START Supplied entries

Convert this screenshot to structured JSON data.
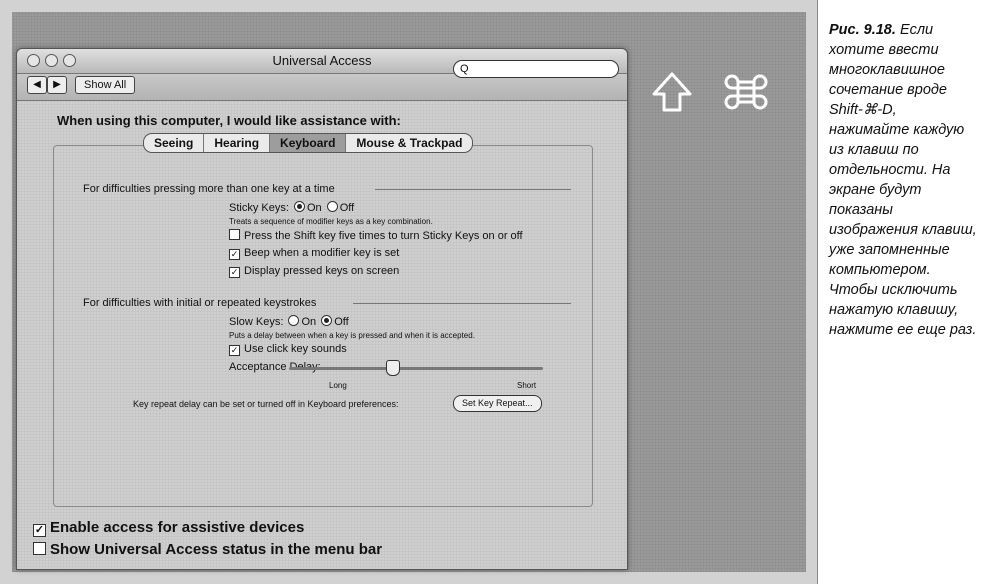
{
  "window": {
    "title": "Universal Access",
    "show_all": "Show All",
    "search_icon": "magnifier-icon",
    "search_placeholder": "Q"
  },
  "prompt": "When using this computer, I would like assistance with:",
  "tabs": [
    {
      "label": "Seeing"
    },
    {
      "label": "Hearing"
    },
    {
      "label": "Keyboard"
    },
    {
      "label": "Mouse & Trackpad"
    }
  ],
  "sticky": {
    "section": "For difficulties pressing more than one key at a time",
    "label": "Sticky Keys:",
    "on": "On",
    "off": "Off",
    "desc": "Treats a sequence of modifier keys as a key combination.",
    "opt1": "Press the Shift key five times to turn Sticky Keys on or off",
    "opt2": "Beep when a modifier key is set",
    "opt3": "Display pressed keys on screen"
  },
  "slow": {
    "section": "For difficulties with initial or repeated keystrokes",
    "label": "Slow Keys:",
    "on": "On",
    "off": "Off",
    "desc": "Puts a delay between when a key is pressed and when it is accepted.",
    "opt1": "Use click key sounds",
    "delay_label": "Acceptance Delay:",
    "long": "Long",
    "short": "Short",
    "delay_value": 0.4
  },
  "repeat": {
    "text": "Key repeat delay can be set or turned off in Keyboard preferences:",
    "button": "Set Key Repeat..."
  },
  "bottom": {
    "assistive": "Enable access for assistive devices",
    "status": "Show Universal Access status in the menu bar"
  },
  "overlay_icons": [
    "shift-key-icon",
    "command-key-icon"
  ],
  "caption": {
    "fig": "Рис. 9.18.",
    "text": "Если хотите ввести многоклавишное сочетание вроде Shift-⌘-D, нажимайте каждую из клавиш по отдельности. На экране будут показаны изображения клавиш, уже запомненные компьютером. Чтобы исключить нажатую клавишу, нажмите ее еще раз."
  }
}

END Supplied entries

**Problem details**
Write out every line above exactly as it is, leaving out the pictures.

**Output for this exercise**
Convert this screenshot to structured JSON data.
{
  "window": {
    "title": "Universal Access",
    "show_all": "Show All",
    "search_icon": "magnifier-icon",
    "search_placeholder": "Q"
  },
  "prompt": "When using this computer, I would like assistance with:",
  "tabs": [
    {
      "label": "Seeing"
    },
    {
      "label": "Hearing"
    },
    {
      "label": "Keyboard"
    },
    {
      "label": "Mouse & Trackpad"
    }
  ],
  "sticky": {
    "section": "For difficulties pressing more than one key at a time",
    "label": "Sticky Keys:",
    "on": "On",
    "off": "Off",
    "desc": "Treats a sequence of modifier keys as a key combination.",
    "opt1": "Press the Shift key five times to turn Sticky Keys on or off",
    "opt2": "Beep when a modifier key is set",
    "opt3": "Display pressed keys on screen"
  },
  "slow": {
    "section": "For difficulties with initial or repeated keystrokes",
    "label": "Slow Keys:",
    "on": "On",
    "off": "Off",
    "desc": "Puts a delay between when a key is pressed and when it is accepted.",
    "opt1": "Use click key sounds",
    "delay_label": "Acceptance Delay:",
    "long": "Long",
    "short": "Short",
    "delay_value": 0.4
  },
  "repeat": {
    "text": "Key repeat delay can be set or turned off in Keyboard preferences:",
    "button": "Set Key Repeat..."
  },
  "bottom": {
    "assistive": "Enable access for assistive devices",
    "status": "Show Universal Access status in the menu bar"
  },
  "overlay_icons": [
    "shift-key-icon",
    "command-key-icon"
  ],
  "caption": {
    "fig": "Рис. 9.18.",
    "text": "Если хотите ввести многоклавишное сочетание вроде Shift-⌘-D, нажимайте каждую из клавиш по отдельности. На экране будут показаны изображения клавиш, уже запомненные компьютером. Чтобы исключить нажатую клавишу, нажмите ее еще раз."
  }
}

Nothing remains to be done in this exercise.